Task requirements:
Only the count is needed. Count the lines below with the word "actions" in them.

Data entries
"""

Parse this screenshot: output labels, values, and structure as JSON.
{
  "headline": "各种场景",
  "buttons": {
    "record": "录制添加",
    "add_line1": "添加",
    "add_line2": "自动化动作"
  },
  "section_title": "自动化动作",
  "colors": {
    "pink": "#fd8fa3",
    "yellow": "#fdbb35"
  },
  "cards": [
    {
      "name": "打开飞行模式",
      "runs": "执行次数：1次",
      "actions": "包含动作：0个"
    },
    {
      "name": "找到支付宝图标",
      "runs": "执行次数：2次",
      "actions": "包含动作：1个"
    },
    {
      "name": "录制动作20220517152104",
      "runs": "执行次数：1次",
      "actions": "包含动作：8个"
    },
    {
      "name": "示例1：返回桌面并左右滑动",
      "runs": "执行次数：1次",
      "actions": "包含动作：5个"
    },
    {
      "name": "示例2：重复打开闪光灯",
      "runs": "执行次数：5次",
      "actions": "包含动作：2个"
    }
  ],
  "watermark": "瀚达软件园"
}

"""

Solution to this problem:
5